- Work instruction: Within the material below, find each line bearing the word "modified" and present it.

- Input for this task:
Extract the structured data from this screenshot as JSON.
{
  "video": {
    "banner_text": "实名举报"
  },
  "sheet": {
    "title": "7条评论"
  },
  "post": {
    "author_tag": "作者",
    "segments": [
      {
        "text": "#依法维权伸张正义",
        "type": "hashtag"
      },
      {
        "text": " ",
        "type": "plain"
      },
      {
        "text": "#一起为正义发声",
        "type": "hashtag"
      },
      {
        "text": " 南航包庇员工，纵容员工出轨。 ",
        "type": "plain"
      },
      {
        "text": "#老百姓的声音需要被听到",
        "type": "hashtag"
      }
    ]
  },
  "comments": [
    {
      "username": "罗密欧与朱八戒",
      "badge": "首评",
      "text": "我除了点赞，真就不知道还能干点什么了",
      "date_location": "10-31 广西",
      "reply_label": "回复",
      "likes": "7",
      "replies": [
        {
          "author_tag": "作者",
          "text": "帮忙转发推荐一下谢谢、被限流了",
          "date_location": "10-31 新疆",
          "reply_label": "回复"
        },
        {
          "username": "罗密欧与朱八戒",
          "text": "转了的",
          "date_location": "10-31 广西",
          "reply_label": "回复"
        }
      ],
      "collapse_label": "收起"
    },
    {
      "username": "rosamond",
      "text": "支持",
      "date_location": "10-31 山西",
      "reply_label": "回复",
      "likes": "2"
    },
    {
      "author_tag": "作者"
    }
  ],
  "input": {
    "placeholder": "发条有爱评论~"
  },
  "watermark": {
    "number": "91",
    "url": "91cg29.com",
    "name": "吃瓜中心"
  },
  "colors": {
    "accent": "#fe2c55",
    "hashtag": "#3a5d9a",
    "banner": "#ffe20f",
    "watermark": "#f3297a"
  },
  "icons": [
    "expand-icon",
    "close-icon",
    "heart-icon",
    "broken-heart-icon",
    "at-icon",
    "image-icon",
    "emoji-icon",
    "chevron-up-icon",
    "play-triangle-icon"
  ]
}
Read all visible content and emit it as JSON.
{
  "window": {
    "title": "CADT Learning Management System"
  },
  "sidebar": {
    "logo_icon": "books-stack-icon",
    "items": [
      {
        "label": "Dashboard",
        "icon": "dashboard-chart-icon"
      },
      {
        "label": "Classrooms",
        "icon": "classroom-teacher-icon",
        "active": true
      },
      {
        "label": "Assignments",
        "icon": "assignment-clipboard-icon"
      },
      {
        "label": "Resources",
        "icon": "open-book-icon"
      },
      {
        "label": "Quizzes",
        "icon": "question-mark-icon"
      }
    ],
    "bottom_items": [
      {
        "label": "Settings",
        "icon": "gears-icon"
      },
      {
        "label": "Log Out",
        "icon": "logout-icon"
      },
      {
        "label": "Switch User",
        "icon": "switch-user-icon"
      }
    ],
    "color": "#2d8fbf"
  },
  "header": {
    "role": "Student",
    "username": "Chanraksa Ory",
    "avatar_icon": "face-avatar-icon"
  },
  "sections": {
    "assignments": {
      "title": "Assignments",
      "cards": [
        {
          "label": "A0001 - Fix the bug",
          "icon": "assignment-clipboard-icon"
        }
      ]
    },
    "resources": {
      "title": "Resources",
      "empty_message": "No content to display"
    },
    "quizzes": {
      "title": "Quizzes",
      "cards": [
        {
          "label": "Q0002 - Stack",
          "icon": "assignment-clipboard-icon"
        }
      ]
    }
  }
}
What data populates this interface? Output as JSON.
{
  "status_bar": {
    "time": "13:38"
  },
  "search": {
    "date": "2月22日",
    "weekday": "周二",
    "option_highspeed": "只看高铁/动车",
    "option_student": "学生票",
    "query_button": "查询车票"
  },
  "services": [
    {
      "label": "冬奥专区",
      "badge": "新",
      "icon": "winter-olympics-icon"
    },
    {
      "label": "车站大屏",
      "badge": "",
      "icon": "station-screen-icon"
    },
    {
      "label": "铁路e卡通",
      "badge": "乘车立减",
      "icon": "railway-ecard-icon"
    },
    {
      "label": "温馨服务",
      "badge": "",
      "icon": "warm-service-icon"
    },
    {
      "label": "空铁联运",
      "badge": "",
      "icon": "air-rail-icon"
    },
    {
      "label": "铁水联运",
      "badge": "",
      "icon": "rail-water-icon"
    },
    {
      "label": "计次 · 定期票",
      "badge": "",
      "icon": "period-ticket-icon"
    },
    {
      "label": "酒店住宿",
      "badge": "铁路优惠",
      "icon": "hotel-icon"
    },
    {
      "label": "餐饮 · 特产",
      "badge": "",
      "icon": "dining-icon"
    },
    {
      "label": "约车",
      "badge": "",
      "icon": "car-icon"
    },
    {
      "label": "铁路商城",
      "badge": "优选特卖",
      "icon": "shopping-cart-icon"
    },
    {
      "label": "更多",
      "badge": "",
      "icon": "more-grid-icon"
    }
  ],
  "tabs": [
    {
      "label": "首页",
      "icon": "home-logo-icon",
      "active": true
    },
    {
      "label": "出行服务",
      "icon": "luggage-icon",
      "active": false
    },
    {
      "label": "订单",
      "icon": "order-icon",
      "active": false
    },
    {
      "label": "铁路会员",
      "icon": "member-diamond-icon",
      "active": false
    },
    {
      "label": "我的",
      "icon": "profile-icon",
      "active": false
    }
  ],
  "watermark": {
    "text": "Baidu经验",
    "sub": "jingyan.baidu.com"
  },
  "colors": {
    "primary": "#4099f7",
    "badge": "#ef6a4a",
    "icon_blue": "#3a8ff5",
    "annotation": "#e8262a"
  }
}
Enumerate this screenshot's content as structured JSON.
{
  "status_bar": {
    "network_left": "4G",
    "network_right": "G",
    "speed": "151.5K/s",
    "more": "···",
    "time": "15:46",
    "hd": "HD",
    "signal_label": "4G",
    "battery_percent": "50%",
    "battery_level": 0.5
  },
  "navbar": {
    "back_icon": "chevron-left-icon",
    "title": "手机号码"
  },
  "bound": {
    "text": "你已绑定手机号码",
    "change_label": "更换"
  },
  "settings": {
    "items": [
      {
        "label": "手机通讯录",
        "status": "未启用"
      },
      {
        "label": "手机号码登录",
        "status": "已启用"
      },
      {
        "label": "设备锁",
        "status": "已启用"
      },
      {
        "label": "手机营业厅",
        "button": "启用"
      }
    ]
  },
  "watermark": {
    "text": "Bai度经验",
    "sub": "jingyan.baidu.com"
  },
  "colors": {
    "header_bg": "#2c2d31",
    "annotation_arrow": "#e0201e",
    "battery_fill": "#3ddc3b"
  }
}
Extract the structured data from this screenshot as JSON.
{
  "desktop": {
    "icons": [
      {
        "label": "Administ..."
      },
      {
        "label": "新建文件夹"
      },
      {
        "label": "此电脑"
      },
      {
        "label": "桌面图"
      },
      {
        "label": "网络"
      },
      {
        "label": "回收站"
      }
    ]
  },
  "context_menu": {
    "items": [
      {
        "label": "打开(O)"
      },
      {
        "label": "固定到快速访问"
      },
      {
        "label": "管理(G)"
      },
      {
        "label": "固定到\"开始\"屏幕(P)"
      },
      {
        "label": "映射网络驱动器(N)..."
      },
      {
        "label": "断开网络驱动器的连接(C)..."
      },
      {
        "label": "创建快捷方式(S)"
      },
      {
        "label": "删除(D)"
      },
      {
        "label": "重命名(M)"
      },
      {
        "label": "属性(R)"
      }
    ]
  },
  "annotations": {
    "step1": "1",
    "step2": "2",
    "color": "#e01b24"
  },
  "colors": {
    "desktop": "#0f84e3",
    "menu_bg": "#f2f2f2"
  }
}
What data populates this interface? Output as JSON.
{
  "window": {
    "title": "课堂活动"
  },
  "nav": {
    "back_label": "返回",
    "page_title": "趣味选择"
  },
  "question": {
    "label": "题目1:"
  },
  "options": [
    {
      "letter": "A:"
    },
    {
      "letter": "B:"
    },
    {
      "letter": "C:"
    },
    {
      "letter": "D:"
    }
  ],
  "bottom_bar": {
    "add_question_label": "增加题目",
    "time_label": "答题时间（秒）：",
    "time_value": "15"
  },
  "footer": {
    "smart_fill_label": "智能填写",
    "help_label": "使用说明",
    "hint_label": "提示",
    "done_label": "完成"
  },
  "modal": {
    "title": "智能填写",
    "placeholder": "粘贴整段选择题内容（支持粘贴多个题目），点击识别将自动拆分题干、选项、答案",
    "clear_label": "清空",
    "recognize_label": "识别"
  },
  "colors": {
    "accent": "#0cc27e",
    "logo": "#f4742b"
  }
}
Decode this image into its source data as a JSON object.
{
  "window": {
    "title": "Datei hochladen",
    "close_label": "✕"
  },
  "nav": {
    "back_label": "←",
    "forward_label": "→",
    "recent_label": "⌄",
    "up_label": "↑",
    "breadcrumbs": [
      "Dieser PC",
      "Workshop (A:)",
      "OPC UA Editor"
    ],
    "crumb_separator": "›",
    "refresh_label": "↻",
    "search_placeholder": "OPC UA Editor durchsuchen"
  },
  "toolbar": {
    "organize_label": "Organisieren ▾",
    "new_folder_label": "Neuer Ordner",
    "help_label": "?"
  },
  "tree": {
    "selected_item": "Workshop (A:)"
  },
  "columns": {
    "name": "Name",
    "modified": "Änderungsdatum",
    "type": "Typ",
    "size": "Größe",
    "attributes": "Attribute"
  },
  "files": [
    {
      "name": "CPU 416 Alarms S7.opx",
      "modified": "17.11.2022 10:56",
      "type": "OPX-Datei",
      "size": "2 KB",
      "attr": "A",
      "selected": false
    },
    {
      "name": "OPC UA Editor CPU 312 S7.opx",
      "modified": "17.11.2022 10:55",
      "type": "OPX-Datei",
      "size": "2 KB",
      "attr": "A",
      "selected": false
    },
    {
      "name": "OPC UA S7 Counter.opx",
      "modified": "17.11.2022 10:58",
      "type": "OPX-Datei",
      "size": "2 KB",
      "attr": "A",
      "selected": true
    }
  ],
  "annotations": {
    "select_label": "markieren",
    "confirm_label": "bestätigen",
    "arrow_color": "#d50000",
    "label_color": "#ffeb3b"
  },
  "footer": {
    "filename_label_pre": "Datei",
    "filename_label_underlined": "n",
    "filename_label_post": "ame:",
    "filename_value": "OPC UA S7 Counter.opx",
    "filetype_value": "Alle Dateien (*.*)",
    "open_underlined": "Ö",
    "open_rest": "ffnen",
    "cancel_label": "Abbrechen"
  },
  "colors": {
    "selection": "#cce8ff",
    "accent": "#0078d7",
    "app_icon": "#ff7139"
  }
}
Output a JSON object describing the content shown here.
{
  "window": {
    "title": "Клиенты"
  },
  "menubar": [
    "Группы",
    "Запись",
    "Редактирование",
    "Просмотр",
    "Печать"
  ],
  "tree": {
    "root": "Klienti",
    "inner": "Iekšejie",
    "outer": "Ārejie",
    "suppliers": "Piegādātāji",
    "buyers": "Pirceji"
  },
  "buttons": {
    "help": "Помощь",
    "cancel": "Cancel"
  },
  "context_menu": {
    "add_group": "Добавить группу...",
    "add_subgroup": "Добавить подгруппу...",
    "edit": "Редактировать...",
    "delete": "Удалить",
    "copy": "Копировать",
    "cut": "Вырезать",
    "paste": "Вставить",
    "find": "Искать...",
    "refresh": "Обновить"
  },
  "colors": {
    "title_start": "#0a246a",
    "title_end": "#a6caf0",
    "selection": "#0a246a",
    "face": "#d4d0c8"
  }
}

- Result for this exercise:
    "modified": "Änderungsdatum",
      "modified": "17.11.2022 10:56",
      "modified": "17.11.2022 10:55",
      "modified": "17.11.2022 10:58",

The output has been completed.